Impact craters in the northern hemisphere of Mars: Layered ejecta and central pit characteristics
AuthorBarlow, Nadine G.
MetadataShow full item record
CitationBarlow, N. G. (2006). Impact craters in the northern hemisphere of Mars: Layered ejecta and central pit characteristics. Meteoritics & Planetary Science, 41(10), 1425-1436.
PublisherThe Meteoritical Society
JournalMeteoritics & Planetary Science
DescriptionFrom the proceedings of the Workshop on the Role of Volatiles and Atmospheres on Martian Impact Craters held on July 11-14, 2005, at the Johns Hopkins University Applied Physics Laboratory.
AbstractMars Global Surveyor (MGS) and Mars Odyssey data are being used to revise the Catalog of Large Martian Impact Craters. Analysis of data in the revised catalog provides new details on the distribution and morphologic details of 6795 impact craters in the northern hemisphere of Mars. This report focuses on the ejecta morphologies and central pit characteristics of these craters. The results indicate that single-layer ejecta (SLE) morphology is most consistent with impact into an ice-rich target. Double-layer ejecta (DLE) and multiple-layer ejecta (MLE) craters also likely form in volatile-rich materials, but the interaction of the ejecta curtain and target-produced vapor with the thin Martian atmosphere may be responsible for the large runout distances of these ejecta.
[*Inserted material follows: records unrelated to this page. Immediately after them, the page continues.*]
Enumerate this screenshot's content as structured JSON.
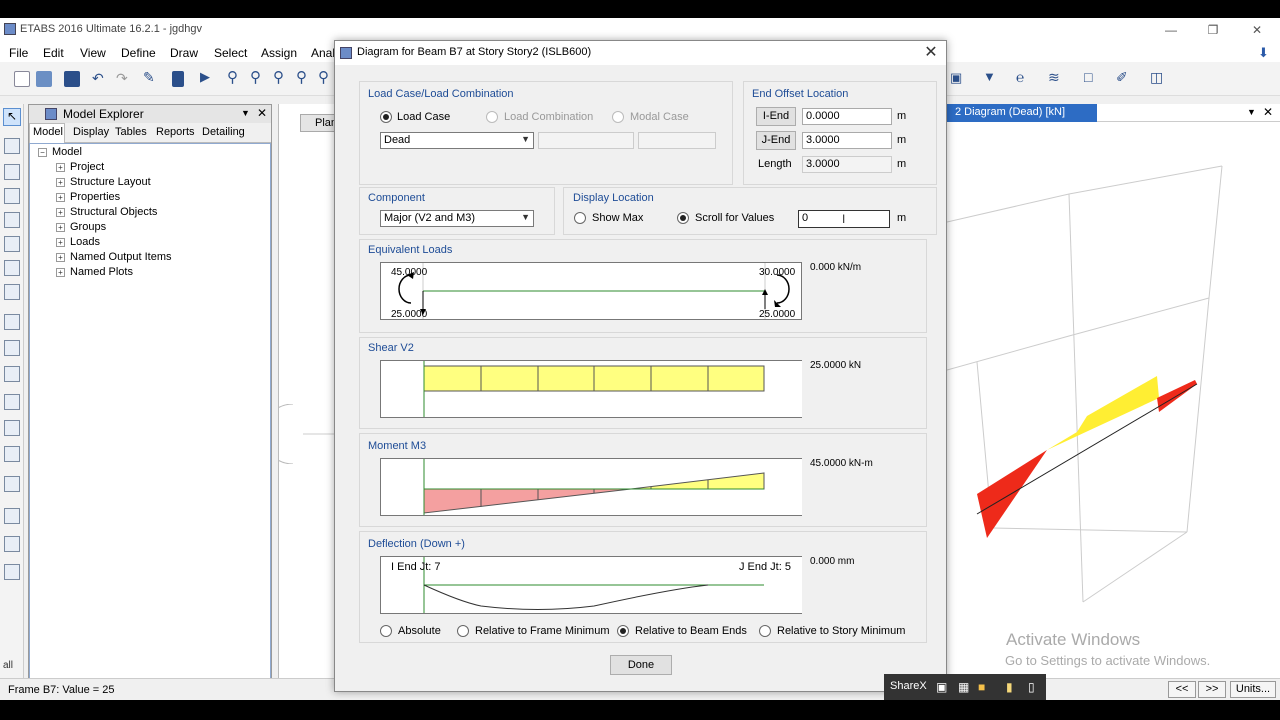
{
  "app": {
    "title": "ETABS 2016 Ultimate 16.2.1 - jgdhgv",
    "menus": [
      "File",
      "Edit",
      "View",
      "Define",
      "Draw",
      "Select",
      "Assign",
      "Anal"
    ]
  },
  "explorer": {
    "title": "Model Explorer",
    "tabs": [
      "Model",
      "Display",
      "Tables",
      "Reports",
      "Detailing"
    ],
    "root": "Model",
    "nodes": [
      "Project",
      "Structure Layout",
      "Properties",
      "Structural Objects",
      "Groups",
      "Loads",
      "Named Output Items",
      "Named Plots"
    ]
  },
  "plan_tab": "Plan",
  "right_tab": "2 Diagram   (Dead)  [kN]",
  "status": {
    "text": "Frame B7:  Value = 25",
    "prev": "<<",
    "next": ">>",
    "units": "Units..."
  },
  "sharex": "ShareX",
  "watermark": {
    "line1": "Activate Windows",
    "line2": "Go to Settings to activate Windows."
  },
  "dialog": {
    "title": "Diagram for Beam B7 at Story Story2 (ISLB600)",
    "load_case_group": {
      "label": "Load Case/Load Combination",
      "opt_load_case": "Load Case",
      "opt_load_combo": "Load Combination",
      "opt_modal": "Modal Case",
      "selected": "Dead"
    },
    "end_offset": {
      "label": "End Offset Location",
      "i_end_label": "I-End",
      "i_end_value": "0.0000",
      "j_end_label": "J-End",
      "j_end_value": "3.0000",
      "length_label": "Length",
      "length_value": "3.0000",
      "unit": "m"
    },
    "component": {
      "label": "Component",
      "selected": "Major (V2 and M3)"
    },
    "display_location": {
      "label": "Display Location",
      "show_max": "Show Max",
      "scroll": "Scroll for Values",
      "value": "0",
      "unit": "m"
    },
    "equivalent_loads": {
      "label": "Equivalent Loads",
      "left_top": "45.0000",
      "left_bottom": "25.0000",
      "right_top": "30.0000",
      "right_bottom": "25.0000",
      "value": "0.000 kN/m"
    },
    "shear": {
      "label": "Shear V2",
      "value": "25.0000 kN"
    },
    "moment": {
      "label": "Moment M3",
      "value": "45.0000 kN-m"
    },
    "deflection": {
      "label": "Deflection (Down +)",
      "i_end": "I End Jt: 7",
      "j_end": "J End Jt: 5",
      "value": "0.000 mm",
      "opt_absolute": "Absolute",
      "opt_frame_min": "Relative to Frame Minimum",
      "opt_beam_ends": "Relative to Beam Ends",
      "opt_story_min": "Relative to Story Minimum"
    },
    "done": "Done"
  },
  "colors": {
    "shear_fill": "#ffff80",
    "moment_neg": "#f4a0a0",
    "moment_pos": "#ffff80",
    "baseline": "#2e8b2e",
    "label_blue": "#1e4c96"
  }
}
Pancake craters appear to be a modified form of double-layer craters where the thin outer layer has been destroyed or is unobservable at present resolutions. Pedestal craters are proposed to form in an ice-rich mantle deposited during high obliquity periods from which the ice has subsequently sublimated. Central pits likely form by the release of vapor produced by impact into ice-soil mixed targets. Therefore, results from the present study are consistent with target volatiles playing a dominant role in the formation of crater morphologies found in the Martian northern hemisphere.